• EXERCISE DESCRIPTION
Could you give the data that follows again exactly, without its pictures?

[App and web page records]

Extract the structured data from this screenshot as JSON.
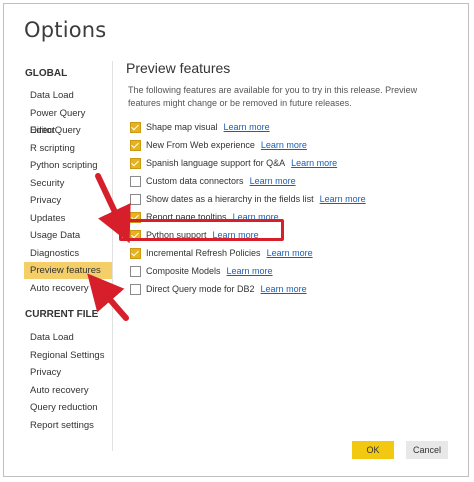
{
  "window": {
    "title": "Options"
  },
  "sidebar": {
    "global_header": "GLOBAL",
    "global_items": [
      "Data Load",
      "Power Query Editor",
      "DirectQuery",
      "R scripting",
      "Python scripting",
      "Security",
      "Privacy",
      "Updates",
      "Usage Data",
      "Diagnostics",
      "Preview features",
      "Auto recovery"
    ],
    "selected_index": 10,
    "current_header": "CURRENT FILE",
    "current_items": [
      "Data Load",
      "Regional Settings",
      "Privacy",
      "Auto recovery",
      "Query reduction",
      "Report settings"
    ]
  },
  "main": {
    "title": "Preview features",
    "description": "The following features are available for you to try in this release. Preview features might change or be removed in future releases.",
    "link_label": "Learn more",
    "features": [
      {
        "label": "Shape map visual",
        "checked": true
      },
      {
        "label": "New From Web experience",
        "checked": true
      },
      {
        "label": "Spanish language support for Q&A",
        "checked": true
      },
      {
        "label": "Custom data connectors",
        "checked": false
      },
      {
        "label": "Show dates as a hierarchy in the fields list",
        "checked": false
      },
      {
        "label": "Report page tooltips",
        "checked": true
      },
      {
        "label": "Python support",
        "checked": true
      },
      {
        "label": "Incremental Refresh Policies",
        "checked": true
      },
      {
        "label": "Composite Models",
        "checked": false
      },
      {
        "label": "Direct Query mode for DB2",
        "checked": false
      }
    ]
  },
  "buttons": {
    "ok": "OK",
    "cancel": "Cancel"
  },
  "colors": {
    "accent": "#f2c811",
    "selected_bg": "#f3ce69",
    "annotation": "#d61f2b",
    "link": "#1a5fb4"
  }
}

• EXERCISE OUTPUT
Extract the structured data from this screenshot as JSON.
{
  "window": {
    "title": "Options"
  },
  "sidebar": {
    "global_header": "GLOBAL",
    "global_items": [
      "Data Load",
      "Power Query Editor",
      "DirectQuery",
      "R scripting",
      "Python scripting",
      "Security",
      "Privacy",
      "Updates",
      "Usage Data",
      "Diagnostics",
      "Preview features",
      "Auto recovery"
    ],
    "selected_index": 10,
    "current_header": "CURRENT FILE",
    "current_items": [
      "Data Load",
      "Regional Settings",
      "Privacy",
      "Auto recovery",
      "Query reduction",
      "Report settings"
    ]
  },
  "main": {
    "title": "Preview features",
    "description": "The following features are available for you to try in this release. Preview features might change or be removed in future releases.",
    "link_label": "Learn more",
    "features": [
      {
        "label": "Shape map visual",
        "checked": true
      },
      {
        "label": "New From Web experience",
        "checked": true
      },
      {
        "label": "Spanish language support for Q&A",
        "checked": true
      },
      {
        "label": "Custom data connectors",
        "checked": false
      },
      {
        "label": "Show dates as a hierarchy in the fields list",
        "checked": false
      },
      {
        "label": "Report page tooltips",
        "checked": true
      },
      {
        "label": "Python support",
        "checked": true
      },
      {
        "label": "Incremental Refresh Policies",
        "checked": true
      },
      {
        "label": "Composite Models",
        "checked": false
      },
      {
        "label": "Direct Query mode for DB2",
        "checked": false
      }
    ]
  },
  "buttons": {
    "ok": "OK",
    "cancel": "Cancel"
  },
  "colors": {
    "accent": "#f2c811",
    "selected_bg": "#f3ce69",
    "annotation": "#d61f2b",
    "link": "#1a5fb4"
  }
}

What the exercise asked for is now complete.